The answer must be every line of the records below that contains the word "sphere", copied out.

■ Records
=== Begin Enclosure ===
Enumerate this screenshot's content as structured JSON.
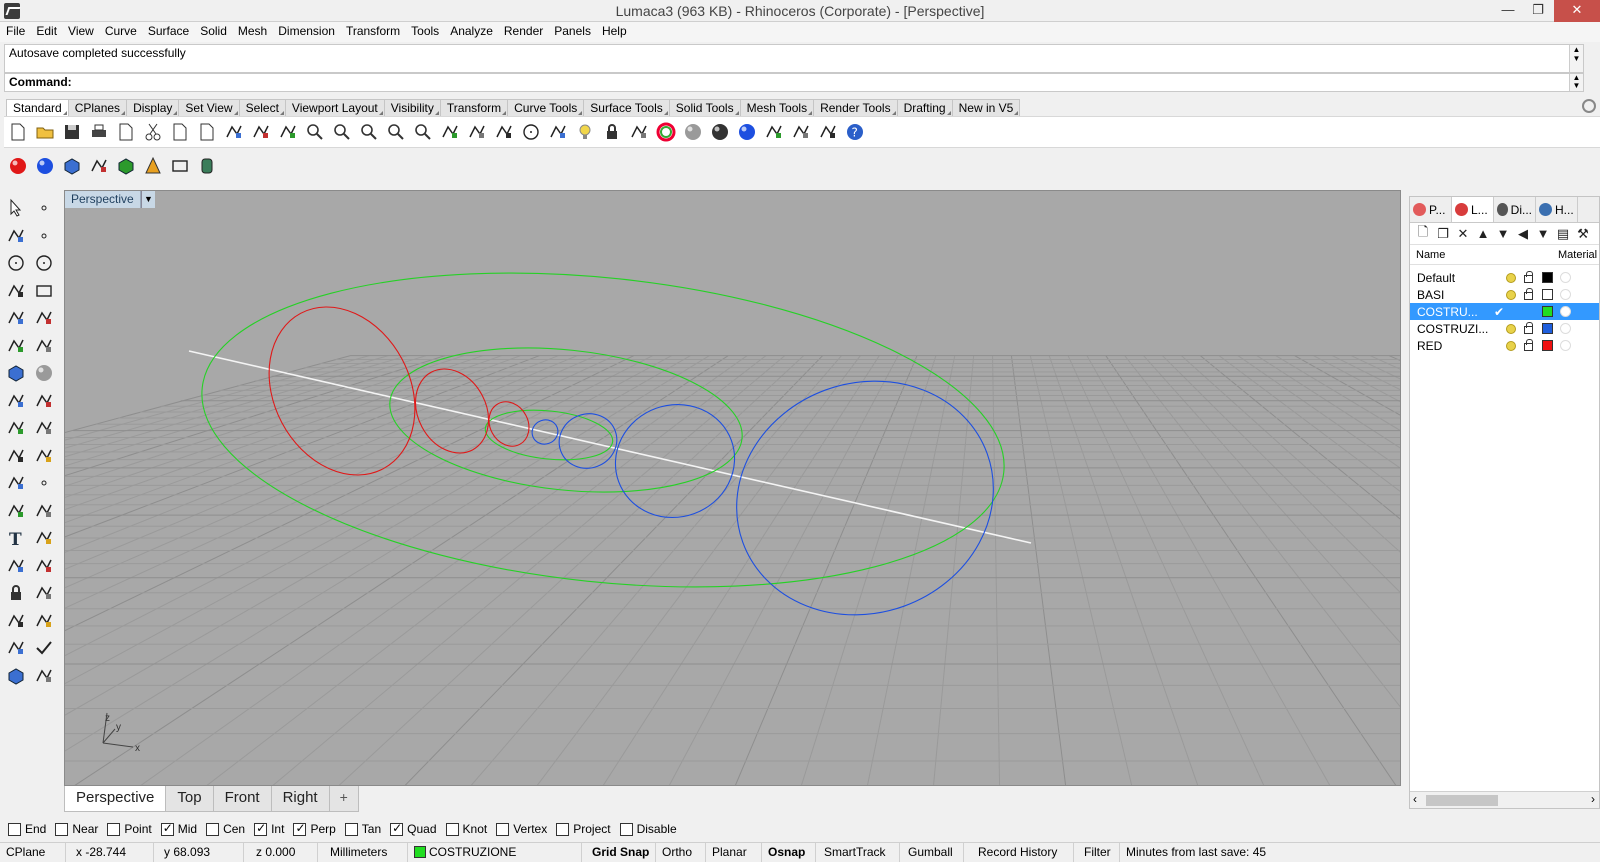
{
  "window": {
    "title": "Lumaca3 (963 KB) - Rhinoceros (Corporate) - [Perspective]",
    "minimize": "—",
    "maximize": "❐",
    "close": "✕"
  },
  "menu": [
    "File",
    "Edit",
    "View",
    "Curve",
    "Surface",
    "Solid",
    "Mesh",
    "Dimension",
    "Transform",
    "Tools",
    "Analyze",
    "Render",
    "Panels",
    "Help"
  ],
  "command": {
    "history_text": "Autosave completed successfully",
    "prompt": "Command:"
  },
  "toolbar_tabs": [
    "Standard",
    "CPlanes",
    "Display",
    "Set View",
    "Select",
    "Viewport Layout",
    "Visibility",
    "Transform",
    "Curve Tools",
    "Surface Tools",
    "Solid Tools",
    "Mesh Tools",
    "Render Tools",
    "Drafting",
    "New in V5"
  ],
  "toolbar_icons": [
    "new-file-icon",
    "open-folder-icon",
    "save-icon",
    "print-icon",
    "import-icon",
    "cut-icon",
    "copy-icon",
    "paste-icon",
    "undo-icon",
    "pan-hand-icon",
    "move-arrows-icon",
    "zoom-icon",
    "zoom-window-icon",
    "zoom-extents-icon",
    "zoom-selected-icon",
    "rotate-view-icon",
    "four-viewports-icon",
    "car-render-icon",
    "car-wire-icon",
    "circle-shade-icon",
    "sun-light-icon",
    "bulb-icon",
    "lock-icon",
    "layer-icon",
    "color-wheel-icon",
    "sphere-gray-icon",
    "sphere-dark-icon",
    "sphere-blue-icon",
    "flash-icon",
    "gear-cog-icon",
    "crop-icon",
    "help-icon"
  ],
  "toolbar2_icons": [
    "red-sphere-icon",
    "blue-sphere-icon",
    "cube-wire-icon",
    "green-gem-icon",
    "green-cube-icon",
    "cone-icon",
    "bounding-box-icon",
    "cylinder-icon"
  ],
  "left_icons": [
    "select-arrow-icon",
    "point-icon",
    "polyline-icon",
    "curve-points-icon",
    "circle-icon",
    "ellipse-icon",
    "arc-icon",
    "rectangle-icon",
    "polygon-icon",
    "fillet-curve-icon",
    "surface-icon",
    "patch-icon",
    "box-solid-icon",
    "sphere-solid-icon",
    "extrude-icon",
    "loft-icon",
    "explode-icon",
    "split-icon",
    "trim-icon",
    "extend-icon",
    "boolean-icon",
    "points-group-icon",
    "curve-edit-icon",
    "move-icon",
    "text-icon",
    "dimension-icon",
    "group-icon",
    "scale-icon",
    "block-icon",
    "layout-icon",
    "array-icon",
    "rotate-icon",
    "extract-icon",
    "check-icon",
    "mesh-icon",
    "render-icon"
  ],
  "viewport": {
    "label": "Perspective",
    "axis_y": "y",
    "axis_z": "z",
    "axis_x": "x"
  },
  "view_tabs": [
    "Perspective",
    "Top",
    "Front",
    "Right",
    "+"
  ],
  "panel": {
    "tabs": [
      {
        "label": "P...",
        "icon": "properties-icon",
        "color": "#e25b5b"
      },
      {
        "label": "L...",
        "icon": "layers-icon",
        "color": "#d83c3c"
      },
      {
        "label": "Di...",
        "icon": "display-icon",
        "color": "#555555"
      },
      {
        "label": "H...",
        "icon": "help-panel-icon",
        "color": "#3a6fb0"
      }
    ],
    "tool_icons": [
      "new-layer-icon",
      "new-sublayer-icon",
      "delete-layer-icon",
      "move-up-icon",
      "move-down-icon",
      "filter-back-icon",
      "filter-icon",
      "clipboard-icon",
      "tools-icon"
    ],
    "col_name": "Name",
    "col_material": "Material",
    "layers": [
      {
        "name": "Default",
        "color": "#000000",
        "selected": false
      },
      {
        "name": "BASI",
        "color": "#ffffff",
        "selected": false
      },
      {
        "name": "COSTRU...",
        "color": "#21dd21",
        "selected": true
      },
      {
        "name": "COSTRUZI...",
        "color": "#1f5fdd",
        "selected": false
      },
      {
        "name": "RED",
        "color": "#ee1111",
        "selected": false
      }
    ],
    "scroll_left": "‹",
    "scroll_right": "›"
  },
  "osnaps": [
    {
      "label": "End",
      "on": false
    },
    {
      "label": "Near",
      "on": false
    },
    {
      "label": "Point",
      "on": false
    },
    {
      "label": "Mid",
      "on": true
    },
    {
      "label": "Cen",
      "on": false
    },
    {
      "label": "Int",
      "on": true
    },
    {
      "label": "Perp",
      "on": true
    },
    {
      "label": "Tan",
      "on": false
    },
    {
      "label": "Quad",
      "on": true
    },
    {
      "label": "Knot",
      "on": false
    },
    {
      "label": "Vertex",
      "on": false
    },
    {
      "label": "Project",
      "on": false
    },
    {
      "label": "Disable",
      "on": false
    }
  ],
  "status": {
    "cplane": "CPlane",
    "x": "x -28.744",
    "y": "y 68.093",
    "z": "z 0.000",
    "units": "Millimeters",
    "layer": "COSTRUZIONE",
    "layer_color": "#21dd21",
    "grid_snap": "Grid Snap",
    "ortho": "Ortho",
    "planar": "Planar",
    "osnap": "Osnap",
    "smarttrack": "SmartTrack",
    "gumball": "Gumball",
    "record_history": "Record History",
    "filter": "Filter",
    "minutes": "Minutes from last save: 45"
  },
  "colors": {
    "red_curve": "#e01818",
    "green_curve": "#26d126",
    "blue_curve": "#1d4fe0",
    "axis_line": "#f4f4f4",
    "viewport_bg": "#a8a8a8",
    "selection": "#3399ff"
  }
}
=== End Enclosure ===
■ Solution
    "sphere-gray-icon",
    "sphere-dark-icon",
    "sphere-blue-icon",
    "red-sphere-icon",
    "blue-sphere-icon",
    "sphere-solid-icon",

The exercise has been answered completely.